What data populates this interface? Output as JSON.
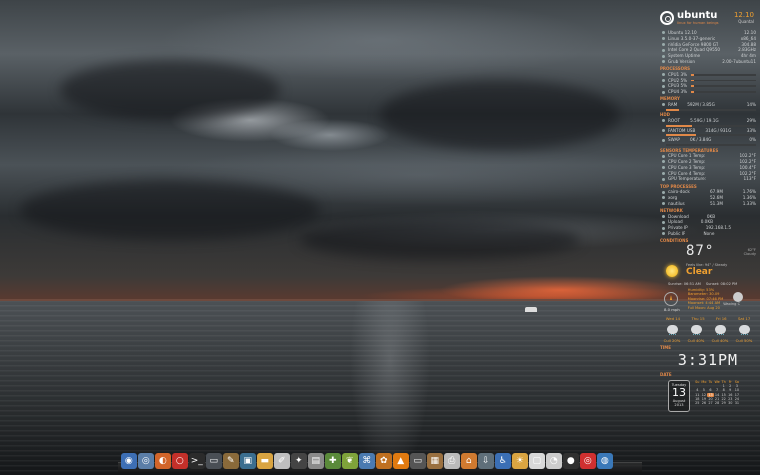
{
  "conky": {
    "logo": {
      "name": "ubuntu",
      "tagline": "linux for human beings",
      "version": "12.10",
      "codename": "Quantal"
    },
    "system": [
      {
        "label": "Ubuntu 12.10",
        "value": "12.10"
      },
      {
        "label": "Linux 3.5.0-37-generic",
        "value": "x86_64"
      },
      {
        "label": "nVidia GeForce 9800 GT",
        "value": "304.88"
      },
      {
        "label": "Intel Core 2 Quad Q9550",
        "value": "2.83GHz"
      },
      {
        "label": "System Uptime",
        "value": "4hr 4m"
      },
      {
        "label": "Grub Version",
        "value": "2.00-7ubuntu11"
      }
    ],
    "processors_title": "PROCESSORS",
    "cpus": [
      {
        "label": "CPU1 3%",
        "level": 0.03
      },
      {
        "label": "CPU2 5%",
        "level": 0.05
      },
      {
        "label": "CPU3 5%",
        "level": 0.05
      },
      {
        "label": "CPU4 3%",
        "level": 0.03
      }
    ],
    "memory_title": "MEMORY",
    "ram": {
      "label": "RAM",
      "used": "592M",
      "total": "3.85G",
      "percent": "14%",
      "level": 0.14
    },
    "hdd_title": "HDD",
    "disks": [
      {
        "label": "ROOT",
        "used": "5.59G",
        "total": "19.1G",
        "percent": "29%",
        "level": 0.29
      },
      {
        "label": "FANTOM USB",
        "used": "314G",
        "total": "931G",
        "percent": "33%",
        "level": 0.33
      },
      {
        "label": "SWAP",
        "used": "0K",
        "total": "3.84G",
        "percent": "0%",
        "level": 0.0
      }
    ],
    "temps_title": "SENSORS TEMPERATURES",
    "temps": [
      {
        "label": "CPU Core 1 Temp:",
        "value": "102.2°F"
      },
      {
        "label": "CPU Core 2 Temp:",
        "value": "102.2°F"
      },
      {
        "label": "CPU Core 3 Temp:",
        "value": "100.4°F"
      },
      {
        "label": "CPU Core 4 Temp:",
        "value": "102.2°F"
      },
      {
        "label": "GPU Temperature:",
        "value": "113°F"
      }
    ],
    "processes_title": "TOP PROCESSES",
    "processes": [
      {
        "name": "cairo-dock",
        "mem": "67.9M",
        "cpu": "1.76%"
      },
      {
        "name": "xorg",
        "mem": "52.6M",
        "cpu": "1.36%"
      },
      {
        "name": "nautilus",
        "mem": "51.3M",
        "cpu": "1.33%"
      }
    ],
    "network_title": "NETWORK",
    "network": [
      {
        "label": "Download",
        "value": "0KB"
      },
      {
        "label": "Upload",
        "value": "0.0KB"
      },
      {
        "label": "Private IP",
        "value": "192.168.1.5"
      },
      {
        "label": "Public IP",
        "value": "None"
      }
    ],
    "conditions_title": "CONDITIONS",
    "weather": {
      "temp": "87°",
      "feels": "Feels like: 94° / Steady",
      "meta_top": "62°F",
      "meta_bottom": "Cloudy",
      "condition": "Clear",
      "sunrise": "Sunrise: 06:51 AM",
      "sunset": "Sunset: 08:02 PM",
      "wind_speed": "8.0 mph",
      "humidity": "Humidity: 53%",
      "barometer": "Barometer: 30.09",
      "moonrise": "Moonrise: 07:46 PM",
      "moonset": "Moonset: 4:44 AM",
      "full_moon": "Full Moon: Aug 20",
      "moon_phase": "Waxing C",
      "forecast_days": [
        "Wed 14",
        "Thu 15",
        "Fri 16",
        "Sat 17"
      ],
      "forecast_vals": [
        "Cull 20%",
        "Cull 40%",
        "Cull 40%",
        "Cull 50%"
      ]
    },
    "time_title": "TIME",
    "time": "3:31PM",
    "date_title": "DATE",
    "date": {
      "weekday": "Tuesday",
      "day": "13",
      "month": "August",
      "year": "2013",
      "cal_head": [
        "Su",
        "Mo",
        "Tu",
        "We",
        "Th",
        "Fr",
        "Sa"
      ],
      "cal_rows": [
        [
          "",
          "",
          "",
          "",
          "1",
          "2",
          "3"
        ],
        [
          "4",
          "5",
          "6",
          "7",
          "8",
          "9",
          "10"
        ],
        [
          "11",
          "12",
          "13",
          "14",
          "15",
          "16",
          "17"
        ],
        [
          "18",
          "19",
          "20",
          "21",
          "22",
          "23",
          "24"
        ],
        [
          "25",
          "26",
          "27",
          "28",
          "29",
          "30",
          "31"
        ]
      ],
      "today": "13"
    }
  },
  "dock": {
    "items": [
      {
        "name": "globe-icon",
        "glyph": "◉",
        "color": "#3d6fb5"
      },
      {
        "name": "web-browser-icon",
        "glyph": "◎",
        "color": "#5b7ea8"
      },
      {
        "name": "firefox-icon",
        "glyph": "◐",
        "color": "#d2652a"
      },
      {
        "name": "opera-icon",
        "glyph": "○",
        "color": "#c3302a"
      },
      {
        "name": "terminal-icon",
        "glyph": ">_",
        "color": "#2b2b2b"
      },
      {
        "name": "monitor-icon",
        "glyph": "▭",
        "color": "#4a4f55"
      },
      {
        "name": "gimp-icon",
        "glyph": "✎",
        "color": "#8a6a3a"
      },
      {
        "name": "image-viewer-icon",
        "glyph": "▣",
        "color": "#3b6e8f"
      },
      {
        "name": "folder-icon",
        "glyph": "▬",
        "color": "#d9a441"
      },
      {
        "name": "text-editor-icon",
        "glyph": "✐",
        "color": "#bfbfbf"
      },
      {
        "name": "inkscape-icon",
        "glyph": "✦",
        "color": "#444"
      },
      {
        "name": "files-icon",
        "glyph": "▤",
        "color": "#8a8a8a"
      },
      {
        "name": "bookmark-icon",
        "glyph": "✚",
        "color": "#5a8a3a"
      },
      {
        "name": "leaf-icon",
        "glyph": "❦",
        "color": "#7fa33a"
      },
      {
        "name": "network-icon",
        "glyph": "⌘",
        "color": "#4a7ab0"
      },
      {
        "name": "transmission-icon",
        "glyph": "✿",
        "color": "#c07020"
      },
      {
        "name": "vlc-icon",
        "glyph": "▲",
        "color": "#e07a10"
      },
      {
        "name": "monitor2-icon",
        "glyph": "▭",
        "color": "#555"
      },
      {
        "name": "archive-icon",
        "glyph": "▦",
        "color": "#9a7040"
      },
      {
        "name": "printer-icon",
        "glyph": "⎙",
        "color": "#bbb"
      },
      {
        "name": "home-folder-icon",
        "glyph": "⌂",
        "color": "#d07a30"
      },
      {
        "name": "downloads-icon",
        "glyph": "⇩",
        "color": "#5f6f7a"
      },
      {
        "name": "accessibility-icon",
        "glyph": "♿",
        "color": "#3b6fb5"
      },
      {
        "name": "weather-icon",
        "glyph": "☀",
        "color": "#d9a441"
      },
      {
        "name": "window-icon",
        "glyph": "▢",
        "color": "#d8d8d8"
      },
      {
        "name": "eyes-icon",
        "glyph": "◔",
        "color": "#ccc"
      },
      {
        "name": "recorder-icon",
        "glyph": "●",
        "color": "#303030"
      },
      {
        "name": "lifebuoy-icon",
        "glyph": "◎",
        "color": "#d03030"
      },
      {
        "name": "earth-icon",
        "glyph": "◍",
        "color": "#3a78b8"
      }
    ]
  }
}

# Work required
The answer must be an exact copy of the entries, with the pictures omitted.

# Expected output
What data populates this interface? Output as JSON.
{
  "conky": {
    "logo": {
      "name": "ubuntu",
      "tagline": "linux for human beings",
      "version": "12.10",
      "codename": "Quantal"
    },
    "system": [
      {
        "label": "Ubuntu 12.10",
        "value": "12.10"
      },
      {
        "label": "Linux 3.5.0-37-generic",
        "value": "x86_64"
      },
      {
        "label": "nVidia GeForce 9800 GT",
        "value": "304.88"
      },
      {
        "label": "Intel Core 2 Quad Q9550",
        "value": "2.83GHz"
      },
      {
        "label": "System Uptime",
        "value": "4hr 4m"
      },
      {
        "label": "Grub Version",
        "value": "2.00-7ubuntu11"
      }
    ],
    "processors_title": "PROCESSORS",
    "cpus": [
      {
        "label": "CPU1 3%",
        "level": 0.03
      },
      {
        "label": "CPU2 5%",
        "level": 0.05
      },
      {
        "label": "CPU3 5%",
        "level": 0.05
      },
      {
        "label": "CPU4 3%",
        "level": 0.03
      }
    ],
    "memory_title": "MEMORY",
    "ram": {
      "label": "RAM",
      "used": "592M",
      "total": "3.85G",
      "percent": "14%",
      "level": 0.14
    },
    "hdd_title": "HDD",
    "disks": [
      {
        "label": "ROOT",
        "used": "5.59G",
        "total": "19.1G",
        "percent": "29%",
        "level": 0.29
      },
      {
        "label": "FANTOM USB",
        "used": "314G",
        "total": "931G",
        "percent": "33%",
        "level": 0.33
      },
      {
        "label": "SWAP",
        "used": "0K",
        "total": "3.84G",
        "percent": "0%",
        "level": 0.0
      }
    ],
    "temps_title": "SENSORS TEMPERATURES",
    "temps": [
      {
        "label": "CPU Core 1 Temp:",
        "value": "102.2°F"
      },
      {
        "label": "CPU Core 2 Temp:",
        "value": "102.2°F"
      },
      {
        "label": "CPU Core 3 Temp:",
        "value": "100.4°F"
      },
      {
        "label": "CPU Core 4 Temp:",
        "value": "102.2°F"
      },
      {
        "label": "GPU Temperature:",
        "value": "113°F"
      }
    ],
    "processes_title": "TOP PROCESSES",
    "processes": [
      {
        "name": "cairo-dock",
        "mem": "67.9M",
        "cpu": "1.76%"
      },
      {
        "name": "xorg",
        "mem": "52.6M",
        "cpu": "1.36%"
      },
      {
        "name": "nautilus",
        "mem": "51.3M",
        "cpu": "1.33%"
      }
    ],
    "network_title": "NETWORK",
    "network": [
      {
        "label": "Download",
        "value": "0KB"
      },
      {
        "label": "Upload",
        "value": "0.0KB"
      },
      {
        "label": "Private IP",
        "value": "192.168.1.5"
      },
      {
        "label": "Public IP",
        "value": "None"
      }
    ],
    "conditions_title": "CONDITIONS",
    "weather": {
      "temp": "87°",
      "feels": "Feels like: 94° / Steady",
      "meta_top": "62°F",
      "meta_bottom": "Cloudy",
      "condition": "Clear",
      "sunrise": "Sunrise: 06:51 AM",
      "sunset": "Sunset: 08:02 PM",
      "wind_speed": "8.0 mph",
      "humidity": "Humidity: 53%",
      "barometer": "Barometer: 30.09",
      "moonrise": "Moonrise: 07:46 PM",
      "moonset": "Moonset: 4:44 AM",
      "full_moon": "Full Moon: Aug 20",
      "moon_phase": "Waxing C",
      "forecast_days": [
        "Wed 14",
        "Thu 15",
        "Fri 16",
        "Sat 17"
      ],
      "forecast_vals": [
        "Cull 20%",
        "Cull 40%",
        "Cull 40%",
        "Cull 50%"
      ]
    },
    "time_title": "TIME",
    "time": "3:31PM",
    "date_title": "DATE",
    "date": {
      "weekday": "Tuesday",
      "day": "13",
      "month": "August",
      "year": "2013",
      "cal_head": [
        "Su",
        "Mo",
        "Tu",
        "We",
        "Th",
        "Fr",
        "Sa"
      ],
      "cal_rows": [
        [
          "",
          "",
          "",
          "",
          "1",
          "2",
          "3"
        ],
        [
          "4",
          "5",
          "6",
          "7",
          "8",
          "9",
          "10"
        ],
        [
          "11",
          "12",
          "13",
          "14",
          "15",
          "16",
          "17"
        ],
        [
          "18",
          "19",
          "20",
          "21",
          "22",
          "23",
          "24"
        ],
        [
          "25",
          "26",
          "27",
          "28",
          "29",
          "30",
          "31"
        ]
      ],
      "today": "13"
    }
  },
  "dock": {
    "items": [
      {
        "name": "globe-icon",
        "glyph": "◉",
        "color": "#3d6fb5"
      },
      {
        "name": "web-browser-icon",
        "glyph": "◎",
        "color": "#5b7ea8"
      },
      {
        "name": "firefox-icon",
        "glyph": "◐",
        "color": "#d2652a"
      },
      {
        "name": "opera-icon",
        "glyph": "○",
        "color": "#c3302a"
      },
      {
        "name": "terminal-icon",
        "glyph": ">_",
        "color": "#2b2b2b"
      },
      {
        "name": "monitor-icon",
        "glyph": "▭",
        "color": "#4a4f55"
      },
      {
        "name": "gimp-icon",
        "glyph": "✎",
        "color": "#8a6a3a"
      },
      {
        "name": "image-viewer-icon",
        "glyph": "▣",
        "color": "#3b6e8f"
      },
      {
        "name": "folder-icon",
        "glyph": "▬",
        "color": "#d9a441"
      },
      {
        "name": "text-editor-icon",
        "glyph": "✐",
        "color": "#bfbfbf"
      },
      {
        "name": "inkscape-icon",
        "glyph": "✦",
        "color": "#444"
      },
      {
        "name": "files-icon",
        "glyph": "▤",
        "color": "#8a8a8a"
      },
      {
        "name": "bookmark-icon",
        "glyph": "✚",
        "color": "#5a8a3a"
      },
      {
        "name": "leaf-icon",
        "glyph": "❦",
        "color": "#7fa33a"
      },
      {
        "name": "network-icon",
        "glyph": "⌘",
        "color": "#4a7ab0"
      },
      {
        "name": "transmission-icon",
        "glyph": "✿",
        "color": "#c07020"
      },
      {
        "name": "vlc-icon",
        "glyph": "▲",
        "color": "#e07a10"
      },
      {
        "name": "monitor2-icon",
        "glyph": "▭",
        "color": "#555"
      },
      {
        "name": "archive-icon",
        "glyph": "▦",
        "color": "#9a7040"
      },
      {
        "name": "printer-icon",
        "glyph": "⎙",
        "color": "#bbb"
      },
      {
        "name": "home-folder-icon",
        "glyph": "⌂",
        "color": "#d07a30"
      },
      {
        "name": "downloads-icon",
        "glyph": "⇩",
        "color": "#5f6f7a"
      },
      {
        "name": "accessibility-icon",
        "glyph": "♿",
        "color": "#3b6fb5"
      },
      {
        "name": "weather-icon",
        "glyph": "☀",
        "color": "#d9a441"
      },
      {
        "name": "window-icon",
        "glyph": "▢",
        "color": "#d8d8d8"
      },
      {
        "name": "eyes-icon",
        "glyph": "◔",
        "color": "#ccc"
      },
      {
        "name": "recorder-icon",
        "glyph": "●",
        "color": "#303030"
      },
      {
        "name": "lifebuoy-icon",
        "glyph": "◎",
        "color": "#d03030"
      },
      {
        "name": "earth-icon",
        "glyph": "◍",
        "color": "#3a78b8"
      }
    ]
  }
}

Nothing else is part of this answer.